    • 2 6 6 C h a p t e r 6 • U s i n g L a y e r s t o O r g a n i z e Yo u r D r a w i n g As you can see, saving layer states can reduce the number of steps it takes to restore a specific set of layer properties. In a complex drawing, it isn’t uncom- mon to have a dozen or more saved layer states. U S I N G T H E L AY E R S TAT E S M A N AG E R You also use the Layer States Manager dialog box to manage existing layer states. Here are its features: Layer States list box Displays a list of previously set up layer states. Restore button Restores the layer state that is highlighted in the Layer States list box. Delete button Deletes a layer state. This doesn’t affect the current layer setup. Import button Imports a .las file as a new layer state in the current drawing. Export button Exports the chosen saved layer state to be saved as a .las file. To modify a layer state, restore it to be the current layer state, and then change it.To rename a layer state, highlight it, click its name, and enter the new name. If You Would Like More Practice… All trades and professions that use AutoCAD have their own standards for nam- ing and organizing layers. The following suggestions urge you to apply this chapter’s concepts to your individual use of the program. Experimenting with Linetypes and Linetype Scales Choose Save As to save Cabin06c.dwg to a new file called Cabin06c_Linetype .dwg. Then experiment with the linetypes and linetype scales (Global and Object) to get a feel for how the linetypes look and how the scales work. You won’t be using this practice file again, so feel free to draw new objects that will
    • I f Yo u W o u l d L i k e M o r e P r a c t i c e … 2 6 7make it convenient for you to work with linetypes. Here are some suggestionsfor linetypes to experiment with: Dashed2 or Dashed (0.5× ) Dashed× 2 or Dashed (2× ) Hidden (as compared to Dashed) Phantom DashDot Fenceline2 Hot_Water_Supply Here is a summary of the steps to get a new linetype into your drawing: 1. Create a new layer, or highlight an existing layer. 2. In the Layer Properties Manager, click the linetype name in the Line- type column for the chosen layer. 3. Click the Load button. 4. Highlight a linetype in the list, and click OK. 5. Highlight the new linetype in the Linetype Manager dialog box, and click OK. 6. Make the layer with the new linetype the Current layer, and then click OK to close the Layer Properties Manager dialog box. 7. Draw objects. Once you have a few linetypes represented in the drawing, open the LinetypeManager dialog box and experiment with the Global and Object linetype scalefactors.Setting Up Layers for Your Own Tradeor ProfessionOpen a new drawing, and set up approximately 10 layers that you might use inyour own profession. Assign colors and linetypes to them. Most activities thatuse CAD have some layers in common, such as Centerline, Border or Titleblock,Drawing Symbols, Dimensions, and Text or Lettering.

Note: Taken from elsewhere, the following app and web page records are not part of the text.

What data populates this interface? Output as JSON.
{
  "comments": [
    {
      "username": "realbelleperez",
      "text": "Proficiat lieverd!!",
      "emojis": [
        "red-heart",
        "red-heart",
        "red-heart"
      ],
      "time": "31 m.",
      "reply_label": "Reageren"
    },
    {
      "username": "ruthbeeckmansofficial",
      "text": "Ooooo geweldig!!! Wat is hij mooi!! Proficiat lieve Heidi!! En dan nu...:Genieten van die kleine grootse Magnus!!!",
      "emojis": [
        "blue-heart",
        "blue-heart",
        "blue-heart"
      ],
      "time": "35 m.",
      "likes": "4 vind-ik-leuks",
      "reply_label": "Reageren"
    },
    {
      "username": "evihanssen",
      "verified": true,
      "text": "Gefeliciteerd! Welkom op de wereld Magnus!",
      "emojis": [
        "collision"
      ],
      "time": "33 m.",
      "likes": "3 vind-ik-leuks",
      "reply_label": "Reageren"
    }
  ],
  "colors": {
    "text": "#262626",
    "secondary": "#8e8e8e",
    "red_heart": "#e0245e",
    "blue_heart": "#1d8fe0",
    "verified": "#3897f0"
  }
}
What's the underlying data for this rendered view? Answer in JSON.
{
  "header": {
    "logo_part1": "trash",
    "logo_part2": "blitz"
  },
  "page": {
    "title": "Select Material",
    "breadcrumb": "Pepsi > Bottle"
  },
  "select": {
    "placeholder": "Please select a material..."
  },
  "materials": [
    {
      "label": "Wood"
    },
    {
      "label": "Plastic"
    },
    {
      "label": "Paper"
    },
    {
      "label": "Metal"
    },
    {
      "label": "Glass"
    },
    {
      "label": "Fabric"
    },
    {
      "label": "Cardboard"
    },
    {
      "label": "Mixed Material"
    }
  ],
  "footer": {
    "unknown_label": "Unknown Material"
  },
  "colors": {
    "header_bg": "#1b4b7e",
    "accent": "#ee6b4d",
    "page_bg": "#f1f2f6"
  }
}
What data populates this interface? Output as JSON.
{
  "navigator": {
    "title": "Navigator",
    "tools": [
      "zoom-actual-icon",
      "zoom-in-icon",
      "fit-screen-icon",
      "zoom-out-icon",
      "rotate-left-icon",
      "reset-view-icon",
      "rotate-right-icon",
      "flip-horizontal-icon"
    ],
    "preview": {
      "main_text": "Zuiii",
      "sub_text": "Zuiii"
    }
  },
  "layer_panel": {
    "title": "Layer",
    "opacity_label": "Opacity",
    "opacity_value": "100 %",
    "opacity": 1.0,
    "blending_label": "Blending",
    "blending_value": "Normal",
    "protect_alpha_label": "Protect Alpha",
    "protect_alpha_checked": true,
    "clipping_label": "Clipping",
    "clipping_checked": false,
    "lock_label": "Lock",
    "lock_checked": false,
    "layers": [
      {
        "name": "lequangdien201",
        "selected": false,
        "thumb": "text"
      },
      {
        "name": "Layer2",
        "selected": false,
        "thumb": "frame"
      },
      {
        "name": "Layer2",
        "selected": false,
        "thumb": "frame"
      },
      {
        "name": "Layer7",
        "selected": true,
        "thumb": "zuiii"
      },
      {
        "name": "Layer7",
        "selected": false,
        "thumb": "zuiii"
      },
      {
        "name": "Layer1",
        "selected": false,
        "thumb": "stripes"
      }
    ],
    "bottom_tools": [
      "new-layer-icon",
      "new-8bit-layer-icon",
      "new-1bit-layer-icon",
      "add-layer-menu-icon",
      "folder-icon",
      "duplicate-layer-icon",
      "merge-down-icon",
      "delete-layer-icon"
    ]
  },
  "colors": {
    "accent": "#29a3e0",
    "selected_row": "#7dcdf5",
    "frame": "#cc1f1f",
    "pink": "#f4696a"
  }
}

    • 2 6 8 C h a p t e r 6 • U s i n g L a y e r s t o O r g a n i z e Yo u r D r a w i n g Are You Experienced? Now you can… 0 create new layers and assign them a color and a linetype 0 load a new linetype into your current drawing file 0 move existing objects onto a new layer 0 turn layers off and on 0 freeze and thaw layers 0 make a layer current and create objects on the current layer 0 use the Walk tool to verify that objects are on the proper layers 0 reset the linetype scale factor globally or for a selected object 0 record action macros 0 Create layer states
    • CHAPTER 7Combining Object